Custom sign design is a fun, creative process, but it’s important to approach this task with clear goals in mind. For most business owners, sign design goals are simple: companies want to end up with clear, concise, and engaging copy that compels the reader to take the desired action, whether that’s visiting a website or stopping by a physical store location to peruse the daily deal.
In order to accomplish these custom sign design goals, we recommend the following strategies, assembled and presented to you by our expert sign design team. These basic principles carryover to any custom sign design, whether you’re creating a winning trade show banner or a cutting-edge digital display.
- High-contrast for high-impact. Too many custom signs allow their messages to get lost by implementing designs that make it difficult for the eye to naturally distinguish between different elements. Generally speaking, the contrast between the sign’s background and font is usually positively correlated to its legibility – the higher the contrast, the more legible your sign will be. With this in mind, dark backgrounds should utilize light foreground colors, and vice versa.
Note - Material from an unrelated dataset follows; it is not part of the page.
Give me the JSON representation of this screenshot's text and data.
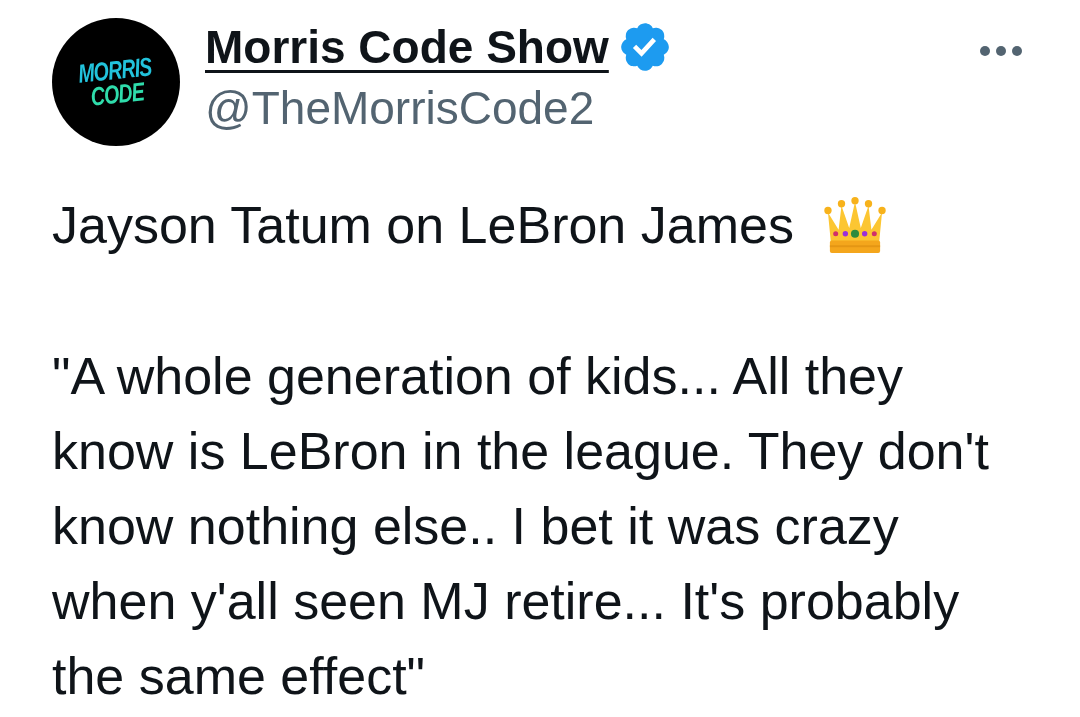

- Use the 3×5 rule for better content layout. Another common design mistake is packing the sign with too much text. Avoid clutter at all costs; make every word work overtime to convey your message as quickly and succinctly as possible. Keep the type size larger to ensure your sign is readable from a distance, and force yourself to include only the most important information.
The 3×5 rule is a handy strategy to keep your custom sign design in check. This rule dictates that you should either use 3 lines of 5 words (or less), or 5 lines of 3 words (or less).
- Pick the right text styles. Unless you’re trying to duplicate the font used elsewhere in your corporate branding, it’s generally a good idea to keep your text simple. Never use more than two fonts in a single design, and be careful with italics, as these can be tricky to read from a distance. Just like with printed text, bolded lettering, bullet points, and larger lettering can greatly improve readability, so factor these into your sign design where appropriate.
- Color and perception strategies. As discussed earlier, contrast is key, so your color choices should be made with this in mind. Choosing the right colors will help you place your foreground elements ahead of your background elements, perceptually speaking.
In terms of the three primary color options, you should know that the human eye is most sensitive to green, with red coming in a close second, and blue falling in last place. Furthermore, you should avoid filling the whole sign with a rainbow of color, as this prevents the eye from focusing and decreasing the impact of your sign’s key points.
- Focus techniques. Building on our previous point, focus techniques allow you to direct the viewer’s attention to the most important parts of your sign. Try to remember the “visual hierarchy” of different design elements. Using headlines, graphics, bright colors, and high-contrast signals to the viewer that they are reading critical information.
You can learn more about custom sign design at http://www.signworld.org.